This is my 5th voyage down the outside of "The Baja". Every single one of them has been different! Relatively speaking, this cruise down was a 'piece of cake'! Glossy seas gave the opportunity to see lots of birds, whales and dolphins. Minimal swell provided the advantage of being able to anchor in more open roadsteds and explore places we had not yet seen.
Yet, the one thing every thing every trip down the Baja holds in common is Transition- yes, with a capital T! I guess it could also be Initiation to the cruising life.... with a capital I!
First there is the obvious transition of life from a house to life on a boat. From a home that never moves to one in constant motion! There is the scaling down of spacial requirements. Being that there are three of us on this trip, we each have about 16 linear feet of space per person or maybe 28 square feet per person to call our own! the first thing to learn is to take up less space when you stretch, spread out your project or get emotional!
Of course there is also remembering how to use the boat itself! How to connect on the radios (a very important emergency tool), how to program the GPS, operate the radar, make water, check the engine oil and gauges, start the genset (generator) to charge the batteries, raise and lower the windlass to set the anchor- you get the picture! Everything (for me) just requires a little more muscle- climbing up and down the ladder in the companion-way, pulling in the sails, steering in rolly seas.....
As one sails south down the "outside" it is like sailing in the desert! We leave the beautiful oasis of irrigated so-cal and enter a landscape of stark beauty- treeless mountains, windswept beaches and eroded cliffs and plateaus covered only by scrub brush and occasional cactus. Life on land is not obvious as it takes cover during the day from the scorching sun, mostly to emerge in the evening and night under a bone chilling marine layer. I know that it is there... I see the coyote tracks....
Reading the water becomes critical. Change in water color indicates change in depth. Ripples show where there is wind, churning may show a fish boil, a plume of spray in the air: a pod of whales or a blow hole in the rocks. A dark spot on the surface of the water may be a shark sunning itself. As important as are our eyes, our other senses begin to be more importantly counted on- the smell a village occurs before it is seen, listening for the differences in the wind- the sound of wind howling in the rigging tells its velocity-, feeling the difference in sea motion indicates if you are on or off course.
This Transition time is important in the life of a cruiser. It's like a gestation period where you leave life as you know it and are born into a realm where mother nature rules supreme and you jockey position with the wind and the waves..... Every day is different and every day is new! On this passage down the Baja I remember I am on my own for entertainment, fullfillment, a lift in spirits or courage for what the next weather system or anchorage may bring.

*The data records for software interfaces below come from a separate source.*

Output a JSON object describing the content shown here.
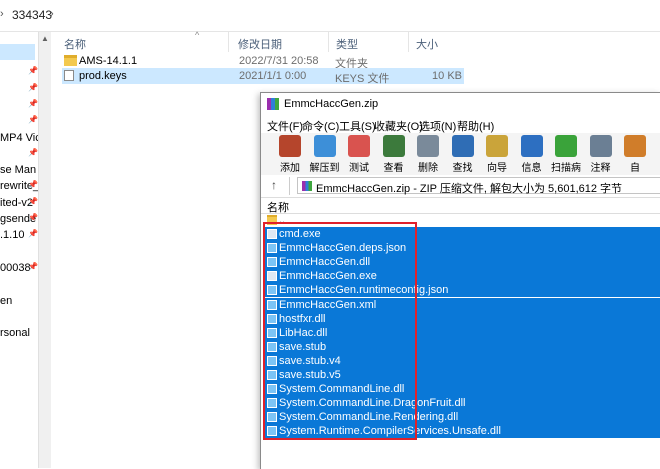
{
  "explorer": {
    "breadcrumb": "334343",
    "nav_items": [
      "",
      "",
      "",
      "",
      "",
      "MP4 Vic",
      "",
      "se Man",
      "rewrite_",
      "ited-v2",
      "gsende",
      ".1.10",
      "",
      "00038",
      "",
      "en",
      "",
      "rsonal"
    ],
    "columns": {
      "name": "名称",
      "date": "修改日期",
      "type": "类型",
      "size": "大小"
    },
    "files": [
      {
        "name": "AMS-14.1.1",
        "date": "2022/7/31 20:58",
        "type": "文件夹",
        "size": "",
        "icon": "folder-icon",
        "selected": false
      },
      {
        "name": "prod.keys",
        "date": "2021/1/1 0:00",
        "type": "KEYS 文件",
        "size": "10 KB",
        "icon": "file-icon",
        "selected": true
      }
    ]
  },
  "winrar": {
    "title": "EmmcHaccGen.zip",
    "menu": [
      "文件(F)",
      "命令(C)",
      "工具(S)",
      "收藏夹(O)",
      "选项(N)",
      "帮助(H)"
    ],
    "toolbar": [
      {
        "label": "添加",
        "icon": "add-archive-icon",
        "color": "#b5452c"
      },
      {
        "label": "解压到",
        "icon": "extract-folder-icon",
        "color": "#3d8fd8"
      },
      {
        "label": "测试",
        "icon": "test-clipboard-icon",
        "color": "#d9534f"
      },
      {
        "label": "查看",
        "icon": "view-book-icon",
        "color": "#3c7a3c"
      },
      {
        "label": "删除",
        "icon": "delete-trash-icon",
        "color": "#7a8a9a"
      },
      {
        "label": "查找",
        "icon": "find-magnifier-icon",
        "color": "#2f6db5"
      },
      {
        "label": "向导",
        "icon": "wizard-wand-icon",
        "color": "#caa43a"
      },
      {
        "label": "信息",
        "icon": "info-icon",
        "color": "#2d6fc1"
      },
      {
        "label": "扫描病毒",
        "icon": "virus-scan-icon",
        "color": "#3aa33a"
      },
      {
        "label": "注释",
        "icon": "comment-icon",
        "color": "#6b7f94"
      },
      {
        "label": "自",
        "icon": "sfx-icon",
        "color": "#d07d2a"
      }
    ],
    "path_text": "EmmcHaccGen.zip - ZIP 压缩文件, 解包大小为 5,601,612 字节",
    "list_header": "名称",
    "parent_row": "..",
    "items": [
      {
        "name": "cmd.exe",
        "kind": "exe"
      },
      {
        "name": "EmmcHaccGen.deps.json",
        "kind": "doc"
      },
      {
        "name": "EmmcHaccGen.dll",
        "kind": "doc"
      },
      {
        "name": "EmmcHaccGen.exe",
        "kind": "exe"
      },
      {
        "name": "EmmcHaccGen.runtimeconfig.json",
        "kind": "doc"
      },
      {
        "name": "EmmcHaccGen.xml",
        "kind": "doc"
      },
      {
        "name": "hostfxr.dll",
        "kind": "doc"
      },
      {
        "name": "LibHac.dll",
        "kind": "doc"
      },
      {
        "name": "save.stub",
        "kind": "doc"
      },
      {
        "name": "save.stub.v4",
        "kind": "doc"
      },
      {
        "name": "save.stub.v5",
        "kind": "doc"
      },
      {
        "name": "System.CommandLine.dll",
        "kind": "doc"
      },
      {
        "name": "System.CommandLine.DragonFruit.dll",
        "kind": "doc"
      },
      {
        "name": "System.CommandLine.Rendering.dll",
        "kind": "doc"
      },
      {
        "name": "System.Runtime.CompilerServices.Unsafe.dll",
        "kind": "doc"
      }
    ]
  },
  "colors": {
    "selection": "#0a78d7",
    "highlight_frame": "#e0212b",
    "explorer_selection": "#cce8ff"
  }
}
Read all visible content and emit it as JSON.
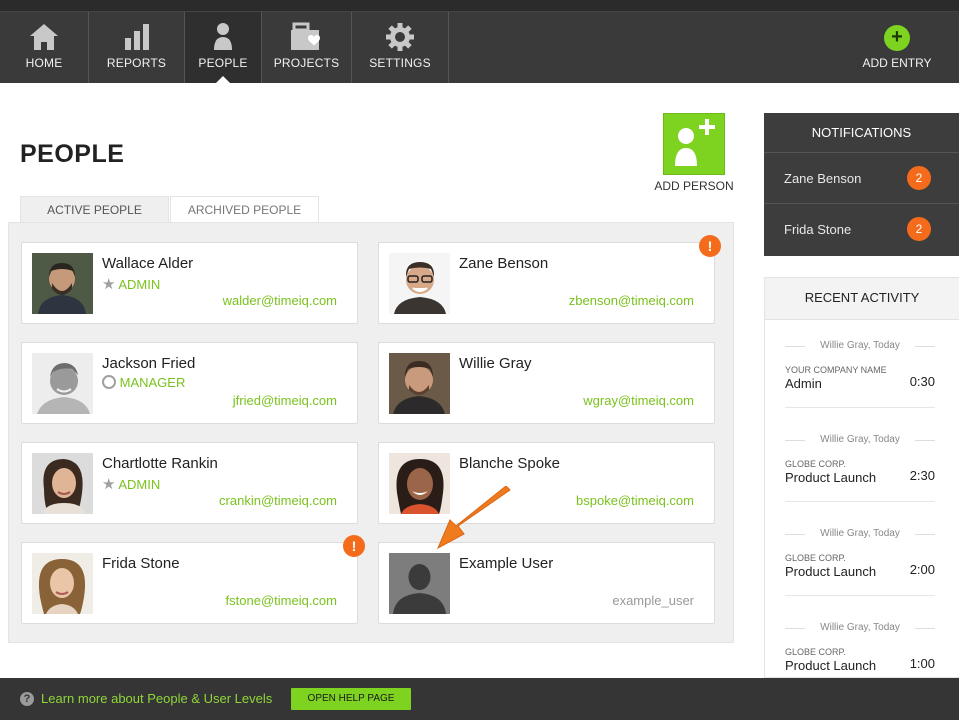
{
  "nav": {
    "items": [
      {
        "label": "HOME",
        "icon": "home-icon"
      },
      {
        "label": "REPORTS",
        "icon": "bar-chart-icon"
      },
      {
        "label": "PEOPLE",
        "icon": "person-icon"
      },
      {
        "label": "PROJECTS",
        "icon": "briefcase-heart-icon"
      },
      {
        "label": "SETTINGS",
        "icon": "gear-icon"
      }
    ],
    "active": "PEOPLE",
    "add_entry_label": "ADD ENTRY"
  },
  "page": {
    "title": "PEOPLE",
    "add_person_label": "ADD PERSON"
  },
  "tabs": {
    "active": "ACTIVE PEOPLE",
    "archived": "ARCHIVED PEOPLE"
  },
  "people": [
    {
      "name": "Wallace Alder",
      "role": "ADMIN",
      "email": "walder@timeiq.com"
    },
    {
      "name": "Zane Benson",
      "role": "",
      "email": "zbenson@timeiq.com",
      "alert": "!"
    },
    {
      "name": "Jackson Fried",
      "role": "MANAGER",
      "email": "jfried@timeiq.com"
    },
    {
      "name": "Willie Gray",
      "role": "",
      "email": "wgray@timeiq.com"
    },
    {
      "name": "Chartlotte Rankin",
      "role": "ADMIN",
      "email": "crankin@timeiq.com"
    },
    {
      "name": "Blanche Spoke",
      "role": "",
      "email": "bspoke@timeiq.com"
    },
    {
      "name": "Frida Stone",
      "role": "",
      "email": "fstone@timeiq.com",
      "alert": "!"
    },
    {
      "name": "Example User",
      "role": "",
      "email": "example_user"
    }
  ],
  "notifications": {
    "title": "NOTIFICATIONS",
    "items": [
      {
        "name": "Zane Benson",
        "count": "2"
      },
      {
        "name": "Frida Stone",
        "count": "2"
      }
    ]
  },
  "recent_activity": {
    "title": "RECENT ACTIVITY",
    "items": [
      {
        "who": "Willie Gray, Today",
        "company": "YOUR COMPANY NAME",
        "project": "Admin",
        "time": "0:30"
      },
      {
        "who": "Willie Gray, Today",
        "company": "GLOBE CORP.",
        "project": "Product Launch",
        "time": "2:30"
      },
      {
        "who": "Willie Gray, Today",
        "company": "GLOBE CORP.",
        "project": "Product Launch",
        "time": "2:00"
      },
      {
        "who": "Willie Gray, Today",
        "company": "GLOBE CORP.",
        "project": "Product Launch",
        "time": "1:00"
      }
    ]
  },
  "footer": {
    "help_icon": "?",
    "text": "Learn more about People & User Levels",
    "button": "OPEN HELP PAGE"
  },
  "colors": {
    "accent": "#7ed321",
    "alert": "#f46b1b",
    "navbar": "#3a3a3a"
  }
}
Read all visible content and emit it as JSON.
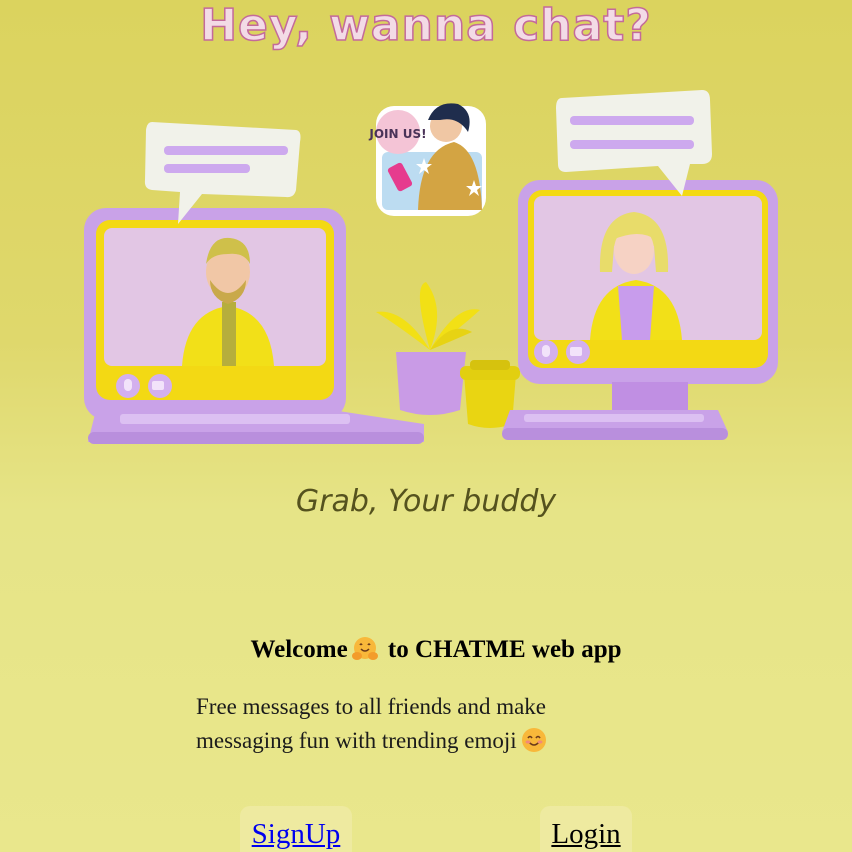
{
  "header": {
    "title": "Hey, wanna chat?"
  },
  "hero": {
    "sticker_text": "JOIN US!"
  },
  "tagline": "Grab, Your buddy",
  "welcome": {
    "before": "Welcome",
    "after": "to CHATME web app",
    "emoji": "hugging-face-icon"
  },
  "description": {
    "line1": "Free messages to all friends and make",
    "line2": "messaging fun with trending emoji",
    "emoji": "smiling-face-icon"
  },
  "actions": {
    "signup_label": "SignUp",
    "login_label": "Login"
  },
  "colors": {
    "background": "#dfd86c",
    "title_fill": "#f3dbe6",
    "title_stroke": "#c46a9a",
    "accent_purple": "#cfa6ec",
    "accent_yellow": "#f2dc10",
    "button_bg": "#eeeaa0",
    "link": "#0000ee"
  }
}
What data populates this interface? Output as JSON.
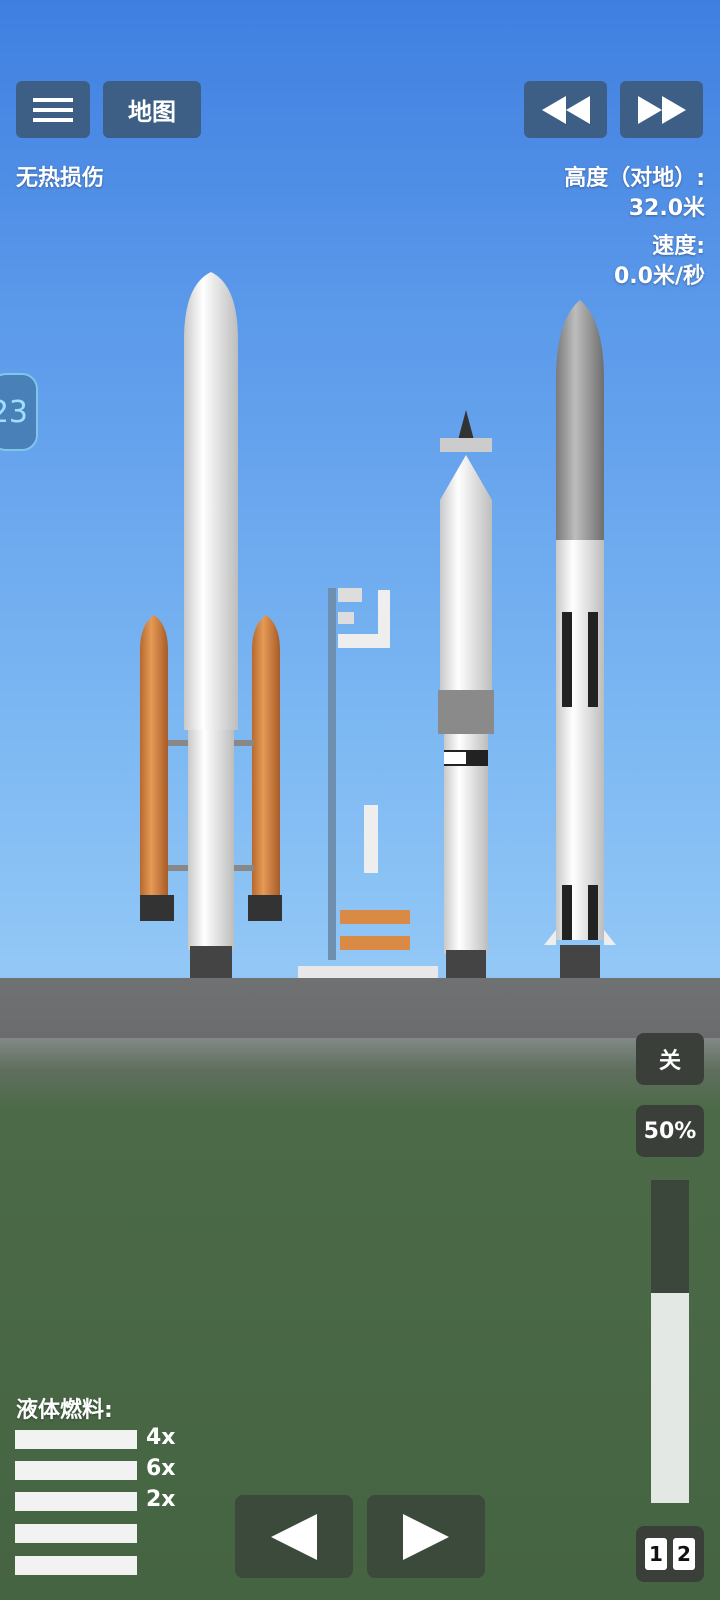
{
  "toolbar": {
    "menu_icon": "hamburger-menu-icon",
    "map_label": "地图",
    "rewind_icon": "rewind-icon",
    "fast_forward_icon": "fast-forward-icon"
  },
  "status": {
    "heat": "无热损伤",
    "altitude_label": "高度（对地）:",
    "altitude_value": "32.0米",
    "speed_label": "速度:",
    "speed_value": "0.0米/秒"
  },
  "side_tab": {
    "label": "23"
  },
  "controls": {
    "toggle_label": "关",
    "throttle_label": "50%",
    "throttle_fraction": 0.65,
    "prev_icon": "left-arrow-icon",
    "next_icon": "right-arrow-icon",
    "stage_a": "1",
    "stage_b": "2"
  },
  "fuel": {
    "title": "液体燃料:",
    "rows": [
      "4x",
      "6x",
      "2x",
      "",
      ""
    ]
  },
  "colors": {
    "button_blue": "#3d5f86",
    "booster_orange": "#d98a45",
    "ground_gray": "#6f7173"
  }
}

So after 850 miles (at 6 knots per hour) I pretty much have my sea legs! I've remembered what I have signed up for! I am again Initiated! I have completed a rite of passage and have earned my Right to Passage!